In addition, the Hudson Valley contains a long history of agriculture, and surprisingly, of wine production! The Hudson Valley contains some of the oldest vineyards in the United States. Apples, peaches, and sour cherries have also been grown in this region since the earliest settlers from Europe. It is thought that the first apples were grown here by Dutch settlers. Today, the Hudson Valley contains 22% of the fruit production acreage in New York State.
The Chocolate Factory in Red Hook operated from 1888 to 1932 and produced 20,000 lbs of chocolate a day! After chocolate production stopped, it was used for cold storage of local produce until after WWII, when it was used for frozen food storage.
Continuing Acts of Conservation in the Hudson Valley
The conservation covenant formed to protect the Saw Kill in 1841 is not the only historic act of conservation to have been performed in this region. Over a century later, factory development would once again become a pressing issue in the Hudson Valley. Storm King Mountain was set to be destroyed by Con Edison’s proposed hydroelectric power plant, but thanks to the actions of six Hudson Valley residents that would later become the founding members of Scenic Hudson, the beauty and ecology of Storm King and the Hudson River was protected. Scenic Hudson’s 17 year long legal battle with Con Edison (from 1963 to 1980) was unprecedented in the United States and lead the way to our modern day grass-roots environmental movement.
40+ Years of Conservation on the Saw Kill
In May of 2016, SKWC and the Bard Water Lab re-started a type of water quality monitoring begun 40 years ago in 1976. Two of the members of the original team of citizen scientists–Sue Ellis and Sheryl Griffith–were back in 2016 to test for physical, chemical, and biological indicators of water quality on the Saw Kill!
Another long-term defender of the Saw Kill and the local environment is Ruth Oja. This article by Teresa Vilardi from the Winter 2013 edition of All About Town–Ruth Oja’s Kind of Place–is proof!. “In naming Ruth Oja ‘Citizen of the Year’ in October , the Red Hook Rotary Club recognized that ‘Ruth has worked tirelessly to preserve our environment and is a model for good citizenship.’ For Ruth this has been a labor of love—love for the place she has called home since 1957…” Read more about Ruth here.
The Mouth of the Saw Kill 1963 & 2013
More Saw Kill History in: An Unfinished History of the “by no means beautiful village of Annandale”
In 1988 an employee of Historic Hudson Valley (then owners of the Montgomery Place) wrote a 79-page history of Annandale, the hamlet near the mouth of the Saw Kill.
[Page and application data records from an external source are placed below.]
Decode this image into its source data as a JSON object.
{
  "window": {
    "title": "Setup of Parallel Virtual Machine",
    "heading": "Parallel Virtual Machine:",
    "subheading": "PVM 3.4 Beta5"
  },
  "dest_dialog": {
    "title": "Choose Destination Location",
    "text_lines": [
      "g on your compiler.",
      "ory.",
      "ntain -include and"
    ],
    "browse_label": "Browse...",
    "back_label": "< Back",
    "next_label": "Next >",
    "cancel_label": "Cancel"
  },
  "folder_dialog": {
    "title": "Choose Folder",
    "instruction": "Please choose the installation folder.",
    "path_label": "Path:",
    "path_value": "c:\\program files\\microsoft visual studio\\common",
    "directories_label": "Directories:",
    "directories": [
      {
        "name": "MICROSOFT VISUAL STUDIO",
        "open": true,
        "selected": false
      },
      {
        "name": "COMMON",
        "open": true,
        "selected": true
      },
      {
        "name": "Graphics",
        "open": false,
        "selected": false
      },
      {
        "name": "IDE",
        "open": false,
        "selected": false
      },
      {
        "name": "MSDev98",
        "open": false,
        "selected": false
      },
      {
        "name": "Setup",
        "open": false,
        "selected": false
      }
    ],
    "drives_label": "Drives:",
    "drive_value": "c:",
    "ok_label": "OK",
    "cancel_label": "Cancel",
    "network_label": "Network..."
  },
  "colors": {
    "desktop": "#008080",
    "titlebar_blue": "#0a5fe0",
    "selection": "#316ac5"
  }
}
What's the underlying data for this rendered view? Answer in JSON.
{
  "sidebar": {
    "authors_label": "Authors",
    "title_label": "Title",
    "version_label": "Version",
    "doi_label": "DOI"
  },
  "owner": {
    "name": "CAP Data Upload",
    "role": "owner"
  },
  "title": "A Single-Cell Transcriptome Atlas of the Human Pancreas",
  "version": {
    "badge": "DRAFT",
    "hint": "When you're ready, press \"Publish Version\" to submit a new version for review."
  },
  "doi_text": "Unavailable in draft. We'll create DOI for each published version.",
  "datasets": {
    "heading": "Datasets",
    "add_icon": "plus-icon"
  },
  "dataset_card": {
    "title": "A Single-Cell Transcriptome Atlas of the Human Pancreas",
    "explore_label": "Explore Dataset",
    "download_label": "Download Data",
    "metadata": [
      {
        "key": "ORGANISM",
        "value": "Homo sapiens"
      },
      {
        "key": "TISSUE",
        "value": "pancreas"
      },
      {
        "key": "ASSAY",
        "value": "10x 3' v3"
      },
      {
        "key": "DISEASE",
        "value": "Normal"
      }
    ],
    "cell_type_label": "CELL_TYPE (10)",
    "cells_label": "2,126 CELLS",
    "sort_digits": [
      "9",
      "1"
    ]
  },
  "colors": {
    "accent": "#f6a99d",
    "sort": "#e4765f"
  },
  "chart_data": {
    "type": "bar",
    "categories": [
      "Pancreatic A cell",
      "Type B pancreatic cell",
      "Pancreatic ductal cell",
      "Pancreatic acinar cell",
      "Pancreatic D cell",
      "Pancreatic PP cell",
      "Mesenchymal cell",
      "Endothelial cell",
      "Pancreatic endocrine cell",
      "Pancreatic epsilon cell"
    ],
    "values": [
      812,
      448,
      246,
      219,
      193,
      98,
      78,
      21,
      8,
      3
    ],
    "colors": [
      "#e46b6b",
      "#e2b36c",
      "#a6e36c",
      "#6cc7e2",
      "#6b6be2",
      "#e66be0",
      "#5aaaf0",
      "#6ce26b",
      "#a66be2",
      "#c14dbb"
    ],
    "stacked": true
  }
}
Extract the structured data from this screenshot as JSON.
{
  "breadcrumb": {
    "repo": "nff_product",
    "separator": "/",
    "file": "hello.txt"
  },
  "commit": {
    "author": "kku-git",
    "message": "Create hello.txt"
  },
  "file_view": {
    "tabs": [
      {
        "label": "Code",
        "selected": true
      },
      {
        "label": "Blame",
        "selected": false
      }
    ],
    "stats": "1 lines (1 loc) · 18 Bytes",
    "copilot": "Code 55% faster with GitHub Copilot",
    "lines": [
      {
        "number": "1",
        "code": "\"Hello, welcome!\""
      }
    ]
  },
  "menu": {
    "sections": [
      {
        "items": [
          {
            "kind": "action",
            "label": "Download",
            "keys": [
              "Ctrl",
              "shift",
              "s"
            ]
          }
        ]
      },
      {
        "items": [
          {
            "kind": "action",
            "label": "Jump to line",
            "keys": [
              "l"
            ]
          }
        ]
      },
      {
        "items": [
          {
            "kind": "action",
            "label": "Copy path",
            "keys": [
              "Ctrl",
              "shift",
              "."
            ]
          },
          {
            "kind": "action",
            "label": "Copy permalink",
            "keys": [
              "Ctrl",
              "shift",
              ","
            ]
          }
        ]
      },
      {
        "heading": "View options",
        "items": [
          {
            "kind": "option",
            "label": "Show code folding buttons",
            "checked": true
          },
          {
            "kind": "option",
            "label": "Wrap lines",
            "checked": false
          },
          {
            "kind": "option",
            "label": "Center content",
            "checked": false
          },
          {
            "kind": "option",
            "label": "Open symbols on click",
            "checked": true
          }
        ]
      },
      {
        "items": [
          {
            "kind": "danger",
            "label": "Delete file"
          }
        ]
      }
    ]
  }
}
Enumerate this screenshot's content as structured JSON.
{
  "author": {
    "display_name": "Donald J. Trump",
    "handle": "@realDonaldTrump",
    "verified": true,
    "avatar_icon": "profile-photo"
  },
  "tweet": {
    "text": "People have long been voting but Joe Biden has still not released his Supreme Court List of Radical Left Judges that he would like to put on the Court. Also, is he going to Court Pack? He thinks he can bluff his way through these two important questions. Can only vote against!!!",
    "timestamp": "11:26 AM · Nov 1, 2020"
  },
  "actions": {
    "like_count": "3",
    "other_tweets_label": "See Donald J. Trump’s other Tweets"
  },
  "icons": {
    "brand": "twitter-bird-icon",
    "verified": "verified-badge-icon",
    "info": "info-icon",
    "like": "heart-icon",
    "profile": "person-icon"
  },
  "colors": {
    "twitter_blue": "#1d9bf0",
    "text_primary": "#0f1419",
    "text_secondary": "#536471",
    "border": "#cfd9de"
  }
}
With many maps and juicy details from historic documents, Pamela Goddard lays out a story of mills, farms, and estates developed, divided up, and passed from one generation to another. In the process the place names and the people’s names change, but you can recognize the old familiar Saw Kill through the many changes. To read more, download An Unfinished History of the “by no means beautiful village of Annandale”.